    I posted a request over at butterovereatersanonymous.org to see if anyone would volunteer data, but got no joy.

    Seth: Why the negative bias? Why don’t you also ask how many people are positively impacted?

  22. Audrey Says:

    I think Brock is actually teasing Nick’s dogmatism rather than being negative toward butter.

    In any event, there’s no such thing as butterovereatersanonymous.org.

  23. Brock in HK Says:

    Big, big ;) to Audrey. I better go park the url for future use!

    My rhetorical curiosity was grounded in the truth:

    I think the answer to a) is that very few people are eating tons of butter to the exclusion of other nutrient dense foods such as liver, grass fed beef, vegetables, etc., as a result of posts by Seth or anyone else with similar n>=1 evidence (see Dave Asprey, et. al.). Seth – I think people are actually positively impacted by higher butter consumption than the standard American diet and I (n=1) count myself among them.

    I think the answer to b) is that of those that would qualify in condition a, an even smaller subset of people are negatively impacted in various health dimensions by the consumption of butter in those much larger quantities. As someone who eats a lot of butter, I was just being Silly.

  24. Brad Says:

    @Nick, I read similar thoughts about butter all the time. The flaw in many people’s thinking is that butter is not nutrient dense compared to other foods because of how they are defining “nutrients”, primarily as vitamins and minerals and ignoring the fact that the fatty acids, the actual fat itself, *is* nutrients. It is nutritional and it does have positive impacts to health – therefor by definition is nutrients – regardless of the old, outdated, definition provided by the biased/inept FDA and USDA. Two other logical points… This article and MANY others and related studies support that butter has positive health impact and by association is nutrient dense. Secondly, most people would agree that whole milk, particularly raw/un-pasturized, is a very healthy food. If you don’t agree, then just begone as I don’t have time to debate with morons. Now, what is butter other than the extraction of most of the lactose and protein from milk? It’s basically the concentrated fat and other contents. Is it unhealthy merely because it lacks protein? No! Is unhealthy because it lacks lactose? Quite the opposite. People are just trying to rationalize an irrational fear of eating fat. They think eating fat is bad because it’s highly caloric and so make up all this crap to justify not eating much of it. The problem is not the fat or calories, it’s that people don’t f’ing move enough! (exercise).

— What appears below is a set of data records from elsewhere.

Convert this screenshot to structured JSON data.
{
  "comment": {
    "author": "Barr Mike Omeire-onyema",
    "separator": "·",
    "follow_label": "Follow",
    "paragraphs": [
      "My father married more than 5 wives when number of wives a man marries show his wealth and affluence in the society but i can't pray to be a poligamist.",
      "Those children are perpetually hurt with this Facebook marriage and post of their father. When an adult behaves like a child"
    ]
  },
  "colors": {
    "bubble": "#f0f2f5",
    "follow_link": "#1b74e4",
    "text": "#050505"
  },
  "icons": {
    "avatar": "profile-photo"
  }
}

  25. jon Says:

    I fry almost everything in either vegetable oil or butter. My last checkup about 1 month ago suggests that I am in perfect health. Don’t believe the hype.
    http://wilmington-wedding-dj.com/

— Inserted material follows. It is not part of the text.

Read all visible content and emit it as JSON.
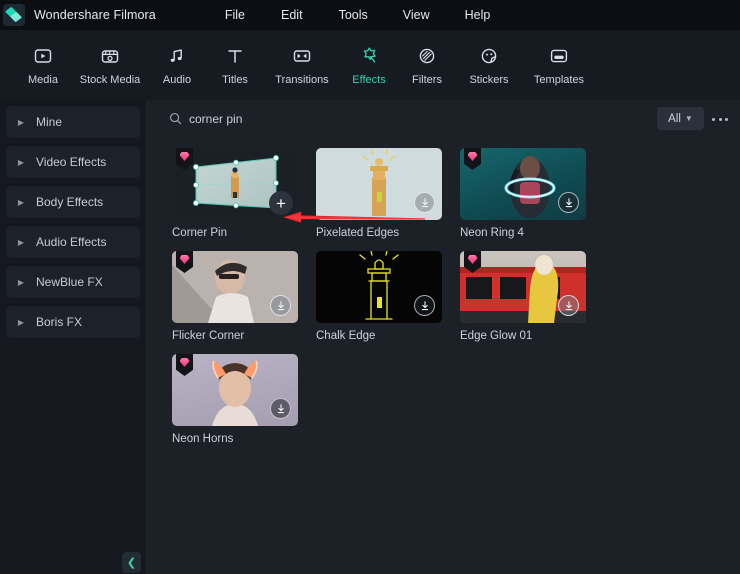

  26. David Johnston Says:

    Being not afraid of butter is a huge convenience in the kitchen. When I make an omelette, I start with a couple of huge blobs of butter, enough to cover the whole pan bottom to a depth of a couple of mm. Then the omelette slides around easily, cooks evenly, tastes good and has more butter in it.

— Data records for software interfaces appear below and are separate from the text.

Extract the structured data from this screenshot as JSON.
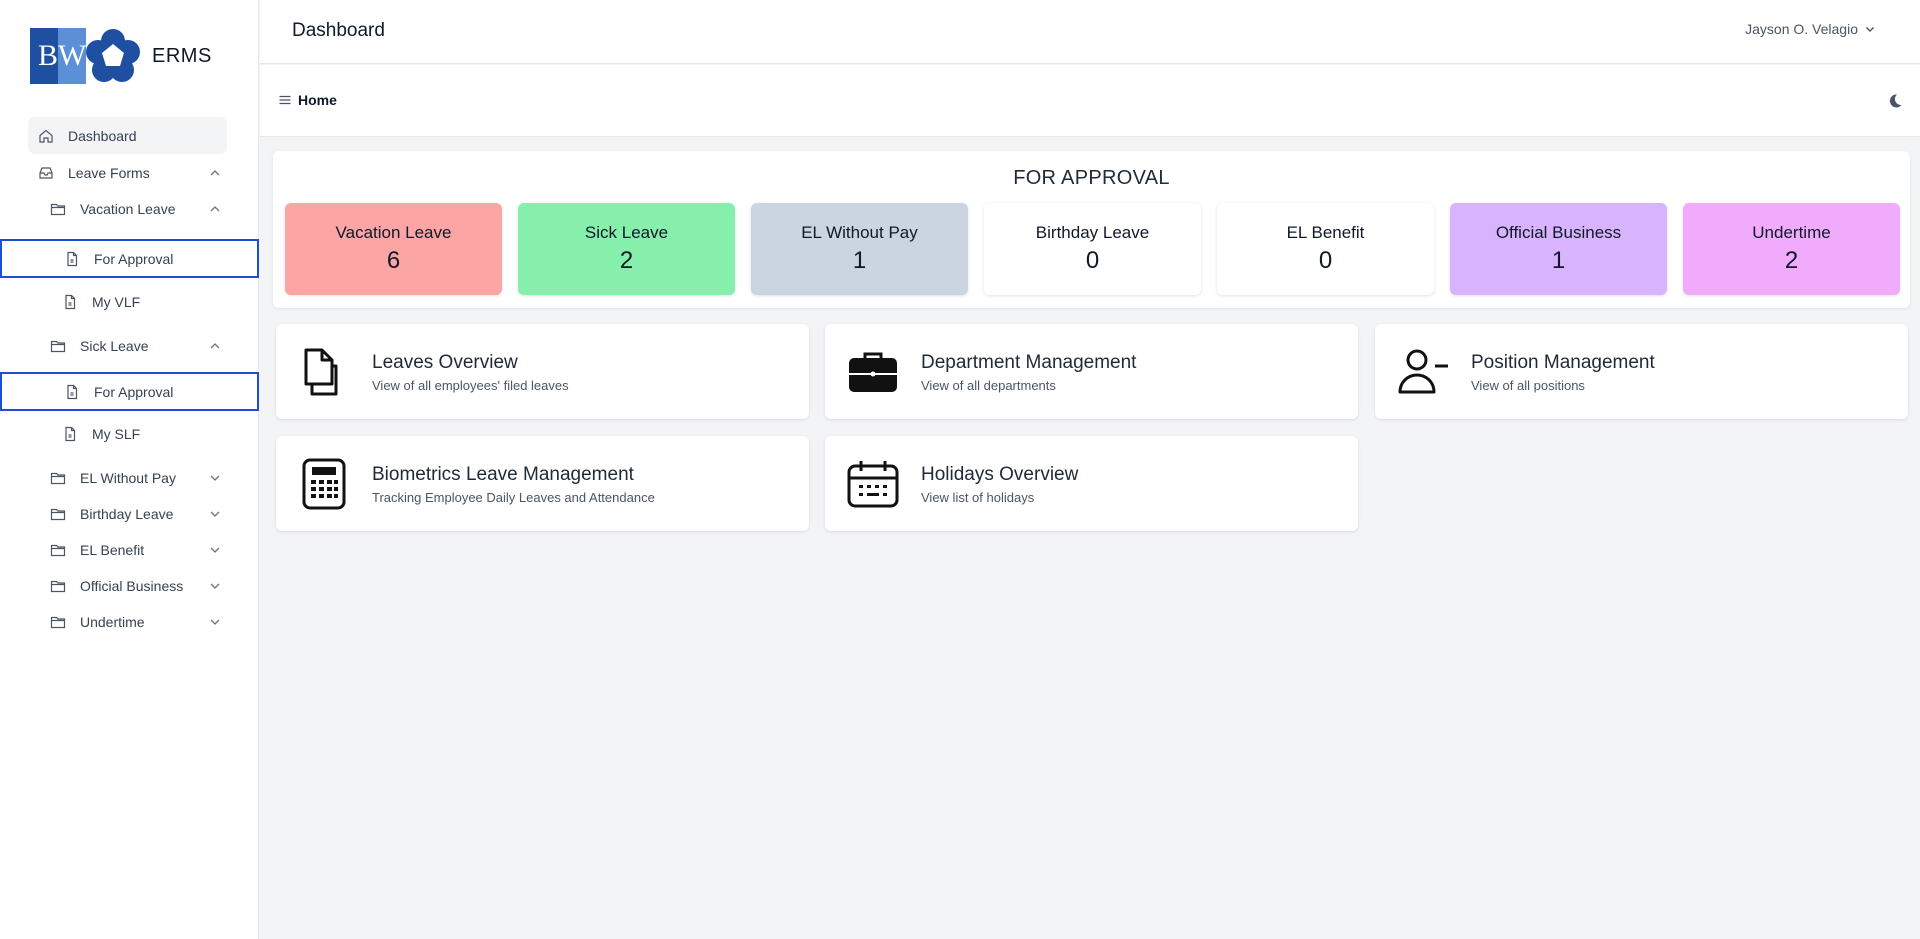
{
  "app": {
    "logo_text": "ERMS",
    "logo_letters": {
      "b": "B",
      "w": "W"
    }
  },
  "header": {
    "title": "Dashboard",
    "user": "Jayson O. Velagio"
  },
  "breadcrumb": {
    "label": "Home"
  },
  "sidebar": {
    "dashboard": "Dashboard",
    "leave_forms": "Leave Forms",
    "vacation_leave": "Vacation Leave",
    "vacation_for_approval": "For Approval",
    "my_vlf": "My VLF",
    "sick_leave": "Sick Leave",
    "sick_for_approval": "For Approval",
    "my_slf": "My SLF",
    "el_without_pay": "EL Without Pay",
    "birthday_leave": "Birthday Leave",
    "el_benefit": "EL Benefit",
    "official_business": "Official Business",
    "undertime": "Undertime"
  },
  "approval": {
    "title": "FOR APPROVAL",
    "stats": [
      {
        "label": "Vacation Leave",
        "count": "6",
        "color": "#fca5a5"
      },
      {
        "label": "Sick Leave",
        "count": "2",
        "color": "#86efac"
      },
      {
        "label": "EL Without Pay",
        "count": "1",
        "color": "#cbd5e1"
      },
      {
        "label": "Birthday Leave",
        "count": "0",
        "color": "#ffffff"
      },
      {
        "label": "EL Benefit",
        "count": "0",
        "color": "#ffffff"
      },
      {
        "label": "Official Business",
        "count": "1",
        "color": "#d8b4fe"
      },
      {
        "label": "Undertime",
        "count": "2",
        "color": "#f0abfc"
      }
    ]
  },
  "cards": [
    {
      "title": "Leaves Overview",
      "subtitle": "View of all employees' filed leaves",
      "icon": "documents-icon"
    },
    {
      "title": "Department Management",
      "subtitle": "View of all departments",
      "icon": "briefcase-icon"
    },
    {
      "title": "Position Management",
      "subtitle": "View of all positions",
      "icon": "user-minus-icon"
    },
    {
      "title": "Biometrics Leave Management",
      "subtitle": "Tracking Employee Daily Leaves and Attendance",
      "icon": "calculator-icon"
    },
    {
      "title": "Holidays Overview",
      "subtitle": "View list of holidays",
      "icon": "calendar-icon"
    }
  ]
}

    I think there is something to eating fat for breakfast, irrespective of the type of fat. Things you might do if you follow the Seth plan is to drink flax oil, or chow down half a stick of butter. A common thread is that people tend to do this in the morning, because the most practical place and time to do it is in the morning while you are near your fridge. I find that a fat breakfast lasts me until dinner. So you’ve gone from a fast overnight to a 0 carb breakfast that is highly caloric that you don’t break until dinnertime.

    Without any evidence to back it up, I suggest that continuing a carb fast by eating fat for breakfast is different (in terms of outcome) to eating wheaties for breakfast and having the fat in the evening. I don’t have wheaties in the house, so I can’t test this hypothesis.

    Sign’s of change? Many of my coworkers brought in to work excess confectionary from Halloween, attempting to offload it on others. I don’t remember that in the past. Perhaps the message on sugar is being received more broadly than before.